KANSAS CITY, Missouri (Reuters) - The U.S. Postal Inspection Service is alerting financial firms of potential danger from a would-be letter bomber after companies in Kansas City and Denver were targeted with explosive devices and threatening notes, an agency spokeswoman said on Monday.
Working with the Securities and Exchange Commission, the Postal Inspection service is trying to obtain contact information for thousands of financial companies to warn them of the threats, said spokeswoman Wanda Shipp.
“The events may be linked, and the recipients were probably not selected at random,” the postal advisory reads.
The government action comes after Stratfor, a global intelligence firm, last week issued a warning that pipe bombs addressed to American Century Investment Management Inc. in Kansas City and Janus Capital Group in Denver appeared linked to someone known as “the Bishop,” who has threatened at least six financial firms since 2005.
Stratfor vice president Fred Burton said the person behind the threats appears to be on a path to becoming the “next Unabomber,” a reference to Theodore Kaczynski who killed three people and injured 23 in a 17-year mail-bombing campaign before his arrest in 1996.
Burton said he knew of at least six threats made to financial firms and more have been made but not reported.
“We’re investigating all our leads,” said Shipp, who declined to give details of the Postal Inspection Service’s investigation which is working with FBI and the Bureau of Alcohol Tobacco and Firearms.
Burton said a series of letters have demanded that certain companies take action to move specific stock prices to predetermined levels and talk of killings and kidnapping children if the demands aren’t met.
Government authorities would not discuss details of the wording in the notes.
American Century spokesman Chris Doyle said his company had enhanced security in response to the threat and was considering additional measures, which he would not specify.
He said the company did not know if there was a solid link to threats at other financial services firms.
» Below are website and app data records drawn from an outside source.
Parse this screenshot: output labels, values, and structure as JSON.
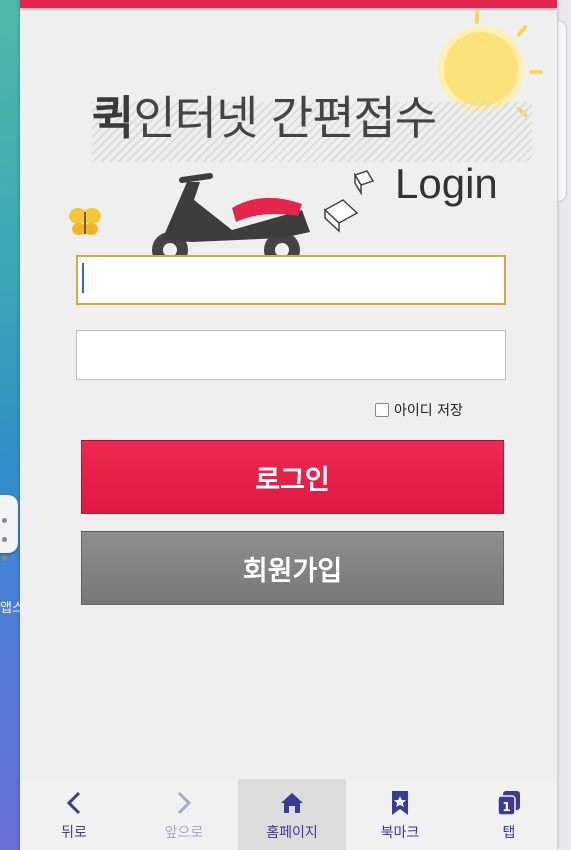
{
  "hero": {
    "title_strong": "퀵",
    "title_rest": "인터넷 간편접수",
    "login_word": "Login"
  },
  "form": {
    "id_value": "",
    "pw_value": "",
    "remember_label": "아이디 저장",
    "login_button": "로그인",
    "signup_button": "회원가입"
  },
  "background": {
    "apps_label": "앱스"
  },
  "bottom_nav": {
    "back": "뒤로",
    "forward": "앞으로",
    "home": "홈페이지",
    "bookmark": "북마크",
    "tabs": "탭",
    "tab_count": "1"
  },
  "colors": {
    "accent": "#e2264d",
    "nav_text": "#3b3b8f",
    "signup_gray": "#808080",
    "focus_border": "#d6a742"
  }
}
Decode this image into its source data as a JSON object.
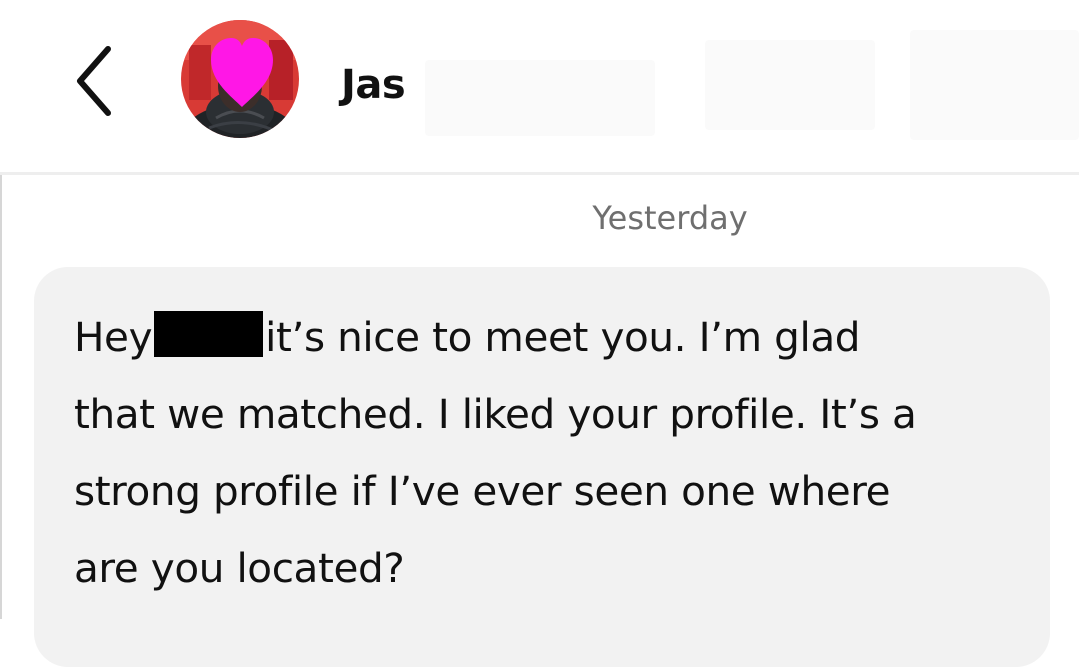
{
  "header": {
    "contact_name": "Jas"
  },
  "conversation": {
    "timestamp": "Yesterday",
    "messages": [
      {
        "greeting": "Hey",
        "redacted": true,
        "line1_rest": "it’s nice to meet you. I’m glad",
        "line2": "that we matched. I liked your profile. It’s a",
        "line3": "strong profile if I’ve ever seen one where",
        "line4": "are you located?"
      }
    ]
  },
  "icons": {
    "back": "chevron-left-icon",
    "avatar_mask": "heart-icon"
  },
  "colors": {
    "bubble": "#f2f2f2",
    "timestamp": "#6f6f6f",
    "heart": "#ff17e6",
    "redaction": "#000000"
  }
}
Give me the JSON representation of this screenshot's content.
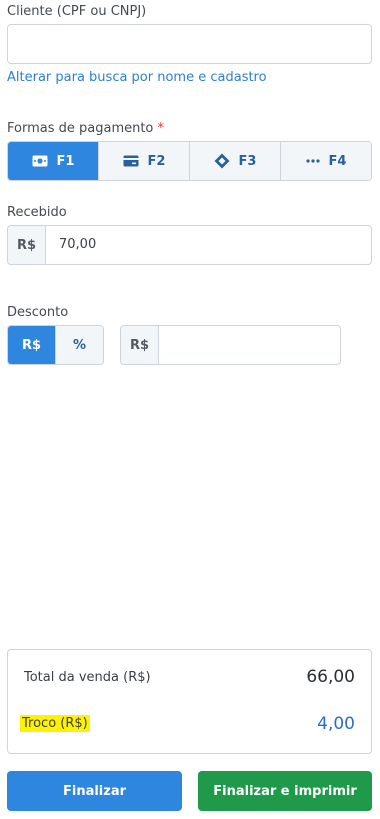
{
  "cliente": {
    "label": "Cliente (CPF ou CNPJ)",
    "value": "",
    "switch_link": "Alterar para busca por nome e cadastro"
  },
  "pagamento": {
    "label": "Formas de pagamento",
    "required_mark": "*",
    "options": [
      {
        "label": "F1",
        "icon": "cash-icon",
        "active": true
      },
      {
        "label": "F2",
        "icon": "card-icon",
        "active": false
      },
      {
        "label": "F3",
        "icon": "pix-icon",
        "active": false
      },
      {
        "label": "F4",
        "icon": "more-icon",
        "active": false
      }
    ]
  },
  "recebido": {
    "label": "Recebido",
    "prefix": "R$",
    "value": "70,00"
  },
  "desconto": {
    "label": "Desconto",
    "mode_currency": "R$",
    "mode_percent": "%",
    "prefix": "R$",
    "value": ""
  },
  "resumo": {
    "total_label": "Total da venda (R$)",
    "total_value": "66,00",
    "troco_label": "Troco (R$)",
    "troco_value": "4,00"
  },
  "actions": {
    "finalizar": "Finalizar",
    "finalizar_imprimir": "Finalizar e imprimir"
  },
  "colors": {
    "primary": "#2e86de",
    "success": "#1f9a4a",
    "highlight": "#fff200"
  }
}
“Our focus is on the safety of our employees,” he said. “It is not the type of thing we see in this line of work. We take it very seriously.”